• [Requirement]: Write out the entries below in full, exactly as given.

== Given records ==

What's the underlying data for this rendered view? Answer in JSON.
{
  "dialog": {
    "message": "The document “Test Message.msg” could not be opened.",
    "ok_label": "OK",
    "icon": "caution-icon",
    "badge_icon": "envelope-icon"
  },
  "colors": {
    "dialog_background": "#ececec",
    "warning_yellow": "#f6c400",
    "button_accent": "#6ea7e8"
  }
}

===

• [Exercise solution]:
What's the underlying data for this rendered view? Answer in JSON.
{
  "dialog": {
    "message": "The document “Test Message.msg” could not be opened.",
    "ok_label": "OK",
    "icon": "caution-icon",
    "badge_icon": "envelope-icon"
  },
  "colors": {
    "dialog_background": "#ececec",
    "warning_yellow": "#f6c400",
    "button_accent": "#6ea7e8"
  }
}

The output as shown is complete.